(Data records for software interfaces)

--- START ---

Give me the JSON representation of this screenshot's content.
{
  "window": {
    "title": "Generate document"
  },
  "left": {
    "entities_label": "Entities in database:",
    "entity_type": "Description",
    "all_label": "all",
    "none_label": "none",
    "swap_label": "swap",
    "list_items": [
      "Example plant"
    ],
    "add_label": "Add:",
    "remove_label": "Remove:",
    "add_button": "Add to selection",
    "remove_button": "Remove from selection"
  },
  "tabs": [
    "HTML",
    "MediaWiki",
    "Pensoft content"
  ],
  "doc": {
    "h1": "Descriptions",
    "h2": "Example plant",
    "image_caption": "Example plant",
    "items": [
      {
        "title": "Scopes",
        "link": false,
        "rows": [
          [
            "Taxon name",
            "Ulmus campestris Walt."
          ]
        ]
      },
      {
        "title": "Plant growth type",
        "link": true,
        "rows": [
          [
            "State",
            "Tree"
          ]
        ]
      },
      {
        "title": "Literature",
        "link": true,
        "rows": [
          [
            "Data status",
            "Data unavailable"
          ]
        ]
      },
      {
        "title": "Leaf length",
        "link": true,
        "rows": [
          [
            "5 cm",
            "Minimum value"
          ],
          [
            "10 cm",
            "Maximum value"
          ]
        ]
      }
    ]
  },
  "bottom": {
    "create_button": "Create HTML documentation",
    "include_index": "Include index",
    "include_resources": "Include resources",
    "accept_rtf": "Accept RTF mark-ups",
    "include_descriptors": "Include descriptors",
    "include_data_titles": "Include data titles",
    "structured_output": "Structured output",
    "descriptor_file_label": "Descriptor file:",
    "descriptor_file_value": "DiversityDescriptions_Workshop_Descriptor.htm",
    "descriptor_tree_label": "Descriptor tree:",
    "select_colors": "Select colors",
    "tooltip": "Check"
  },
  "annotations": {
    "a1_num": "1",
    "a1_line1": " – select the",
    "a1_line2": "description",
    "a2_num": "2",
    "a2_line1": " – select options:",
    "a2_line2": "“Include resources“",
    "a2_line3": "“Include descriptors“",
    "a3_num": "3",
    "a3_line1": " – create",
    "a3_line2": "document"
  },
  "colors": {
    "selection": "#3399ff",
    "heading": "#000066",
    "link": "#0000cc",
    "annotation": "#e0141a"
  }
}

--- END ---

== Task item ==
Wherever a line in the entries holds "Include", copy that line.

== Reply to the exercise ==
    "include_index": "Include index",
    "include_resources": "Include resources",
    "include_descriptors": "Include descriptors",
    "include_data_titles": "Include data titles",
    "a2_line2": "“Include resources“",
    "a2_line3": "“Include descriptors“",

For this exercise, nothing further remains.